• **AIM OF THE TASK**:
Among the lines below, copy each one in which "label" appears.

• **INFORMATION GIVEN**:
:::

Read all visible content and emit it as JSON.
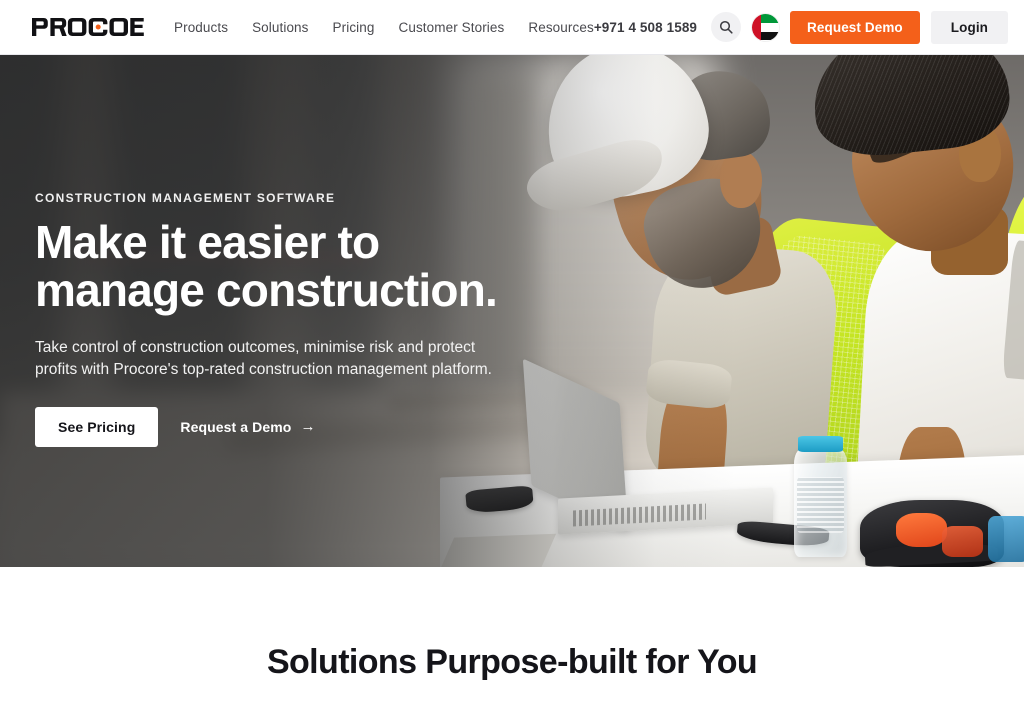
{
  "header": {
    "logo_text": "PROCORE",
    "logo_accent_color": "#F4601A",
    "nav": [
      {
        "label": "Products"
      },
      {
        "label": "Solutions"
      },
      {
        "label": "Pricing"
      },
      {
        "label": "Customer Stories"
      },
      {
        "label": "Resources"
      }
    ],
    "phone": "+971 4 508 1589",
    "search_icon": "search-icon",
    "locale_flag": "uae-flag-icon",
    "demo_button": "Request Demo",
    "login_button": "Login"
  },
  "hero": {
    "eyebrow": "CONSTRUCTION MANAGEMENT SOFTWARE",
    "headline_line1": "Make it easier to",
    "headline_line2": "manage construction.",
    "subhead": "Take control of construction outcomes, minimise risk and protect profits with Procore's top-rated construction management platform.",
    "primary_cta": "See Pricing",
    "secondary_cta": "Request a Demo",
    "secondary_cta_arrow": "→",
    "image_alt": "Two construction workers in high-visibility vests and a hard hat reviewing plans on a laptop at a white table on a jobsite"
  },
  "section": {
    "title": "Solutions Purpose-built for You"
  },
  "colors": {
    "brand_orange": "#F4601A",
    "text_dark": "#15151a",
    "nav_grey": "#4a4a4f",
    "button_grey": "#f1f1f3"
  }
}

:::

• **REPLY**:
        "label": "Products"
        "label": "Solutions"
        "label": "Pricing"
        "label": "Customer Stories"
        "label": "Resources"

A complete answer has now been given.